Let’s make a deal

By
Thursday, September 6, 2007

The 2007 NFL season starts today, and wouldn’t you know it, JaMarcus Russell, the first overall pick of this year’s NFL Draft, is still without a contract.

This isn’t surprising. Every year, veteran NFL players dissatisfied with their contracts and rookies frustrated with their prospective deals decide not to show up to training camp. For rookies, this is a gamble. By not participating in camp, you might get your team to give you a more lucrative contract. But if the team doesn’t give in, not only are you stuck with whatever deal it chooses to give you, the time you spent away from training camp has reduced your value to the team. If your team ends up releasing you because you can’t agree on a contract, your value as a free agent won’t be helped by the fact that you have played in zero NFL games yet already have a track record of being tough to cooperate with.

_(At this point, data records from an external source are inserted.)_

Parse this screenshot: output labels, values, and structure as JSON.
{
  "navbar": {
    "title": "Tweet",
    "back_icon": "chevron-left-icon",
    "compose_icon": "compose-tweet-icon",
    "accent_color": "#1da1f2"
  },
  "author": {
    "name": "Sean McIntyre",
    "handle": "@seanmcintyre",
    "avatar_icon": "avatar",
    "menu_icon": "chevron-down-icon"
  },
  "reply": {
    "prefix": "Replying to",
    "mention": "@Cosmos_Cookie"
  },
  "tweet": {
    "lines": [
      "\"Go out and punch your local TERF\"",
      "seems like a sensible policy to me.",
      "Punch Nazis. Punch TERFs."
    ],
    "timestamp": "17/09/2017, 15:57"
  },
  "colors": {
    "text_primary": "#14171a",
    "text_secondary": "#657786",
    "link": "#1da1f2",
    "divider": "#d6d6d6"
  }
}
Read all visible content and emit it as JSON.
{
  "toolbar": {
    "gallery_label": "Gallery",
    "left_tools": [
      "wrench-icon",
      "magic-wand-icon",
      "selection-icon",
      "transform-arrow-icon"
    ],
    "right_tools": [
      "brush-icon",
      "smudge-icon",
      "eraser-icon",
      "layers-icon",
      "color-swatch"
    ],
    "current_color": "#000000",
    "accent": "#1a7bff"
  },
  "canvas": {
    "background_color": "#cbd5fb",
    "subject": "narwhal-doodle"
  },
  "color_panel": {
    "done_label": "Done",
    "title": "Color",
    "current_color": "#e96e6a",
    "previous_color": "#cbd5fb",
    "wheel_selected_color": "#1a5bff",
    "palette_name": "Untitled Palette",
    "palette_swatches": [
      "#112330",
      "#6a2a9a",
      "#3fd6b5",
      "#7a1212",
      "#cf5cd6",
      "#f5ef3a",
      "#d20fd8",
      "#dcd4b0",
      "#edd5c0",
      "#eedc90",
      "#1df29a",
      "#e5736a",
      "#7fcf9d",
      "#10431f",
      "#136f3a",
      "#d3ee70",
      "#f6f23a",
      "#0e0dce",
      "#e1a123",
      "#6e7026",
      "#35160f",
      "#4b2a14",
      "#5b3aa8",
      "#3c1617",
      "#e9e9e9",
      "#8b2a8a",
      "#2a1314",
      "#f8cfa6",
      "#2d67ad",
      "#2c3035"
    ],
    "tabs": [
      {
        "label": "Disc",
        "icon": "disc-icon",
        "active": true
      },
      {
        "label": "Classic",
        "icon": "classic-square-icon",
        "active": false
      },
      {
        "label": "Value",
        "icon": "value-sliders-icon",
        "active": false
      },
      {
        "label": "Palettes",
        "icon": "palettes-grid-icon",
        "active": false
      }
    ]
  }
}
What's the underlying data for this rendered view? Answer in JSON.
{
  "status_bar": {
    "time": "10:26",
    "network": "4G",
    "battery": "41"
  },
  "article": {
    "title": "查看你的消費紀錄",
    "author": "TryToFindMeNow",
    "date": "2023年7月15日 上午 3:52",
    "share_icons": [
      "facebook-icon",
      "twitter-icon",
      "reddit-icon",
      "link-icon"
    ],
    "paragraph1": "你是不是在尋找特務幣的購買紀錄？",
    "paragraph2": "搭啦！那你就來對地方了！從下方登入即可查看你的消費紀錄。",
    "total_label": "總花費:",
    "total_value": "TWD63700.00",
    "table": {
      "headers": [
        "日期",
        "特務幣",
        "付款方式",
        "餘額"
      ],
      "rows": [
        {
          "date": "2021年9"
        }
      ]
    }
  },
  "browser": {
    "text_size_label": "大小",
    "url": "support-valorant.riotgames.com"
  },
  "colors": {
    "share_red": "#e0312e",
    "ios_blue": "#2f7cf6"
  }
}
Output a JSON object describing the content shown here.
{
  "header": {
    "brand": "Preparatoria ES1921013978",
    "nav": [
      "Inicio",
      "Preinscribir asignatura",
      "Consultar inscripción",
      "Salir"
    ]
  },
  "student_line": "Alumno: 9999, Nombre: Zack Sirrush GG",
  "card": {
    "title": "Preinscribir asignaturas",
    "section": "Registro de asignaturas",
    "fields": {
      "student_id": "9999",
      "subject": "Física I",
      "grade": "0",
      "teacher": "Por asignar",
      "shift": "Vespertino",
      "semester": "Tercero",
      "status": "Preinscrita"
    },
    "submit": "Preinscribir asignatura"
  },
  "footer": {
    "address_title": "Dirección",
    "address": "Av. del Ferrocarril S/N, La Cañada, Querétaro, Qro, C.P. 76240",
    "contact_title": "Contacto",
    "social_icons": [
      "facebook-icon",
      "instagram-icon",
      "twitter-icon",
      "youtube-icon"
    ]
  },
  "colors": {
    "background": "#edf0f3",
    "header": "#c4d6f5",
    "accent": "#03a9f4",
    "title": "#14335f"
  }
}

But my beef isn’t with rookies. The fact that the NFL Players Association is utterly impotent doesn’t help them out. It is completely within a player’s right to argue for any contract he wants. Nor do I have anything against players who are given the franchise tag, which allows each NFL team to lock one of their would-be unrestricted free agents into a one-year deal. In this case, the player has not signed a contract and is still forced into terms under which to play. Think about it – if you just finished the last year of a five-year deal with your job and you were hugely productive in your last year, you’d be ticked off if your company forced you to work another year before you could try and seek out other offers.

My problem is with players who have already signed contracts but who hold out because they think they aren’t being paid enough. Everybody knows the key example of this: Terrell Owens. In 2005, he was set to earn $3.5 million as a wide receiver for the Philadelphia Eagles. He thought this wasn’t enough given how he played the year before so he held out. Let’s say Owens had an abysmal year in 2004 ­- would the Eagles pay him less money in 2005 because he underperformed his contract? Absolutely not, because it’s a contract. It’s something you sign to guarantee a transaction of services (playing time) for compensation (money). If Owens or any other player thinks it’s within his rights to disobey his contract when his play exceeds expectations, he should be prepared to be paid less when he underperforms as well.

But aside from contract holdouts, there’s a deeper conflict that underlies most players’ dissatisfaction with their salaries. Take wide receiver Randy Moss, for example. During his seven years with the Minnesota Vikings, he put up stellar stats and went to the Pro Bowl five times. But when it came time to renegotiate, Moss was displeased with the money the Vikings were willing to give him for a contract extension. But the Oakland Raiders, fresh off a swell 5-11 season, decided that their problems would be solved by giving a fat contract to a stud wide-out. That’s a great idea if you’re the Red Sox and have an infinite amount of projectile money to throw at players, but football has a salary cap. So after Oakland gave Moss roughly $8 million per year in both 2005 and 2006, their junior varsity offensive line pioneered their 4-12 and 2-14 seasons. What happened after 2006? Moss complained about Oakland’s losing, a result in large part because they overpaid for his services, and decided to take less than half his current salary to join the Patriots, a team notoriously stingy for never paying contract holdouts (see: Deion Branch).

The odd part about all of these contract negotiations is that there is a conflict of interest not only between the player and the team, but sometimes the player’s desire to win and his desire for money. When every team has equal resources, as they do in the NFL, the teams that spread their payroll most efficiently will have success. Everybody has the right to do whatever is in their power to get the contract they want, but once you sign it, don’t hold out. If you truly want to win, that’s bad for you and your team.

Ben Singer ’09 was holding out on writing this column until he realized he wasn’t being paid.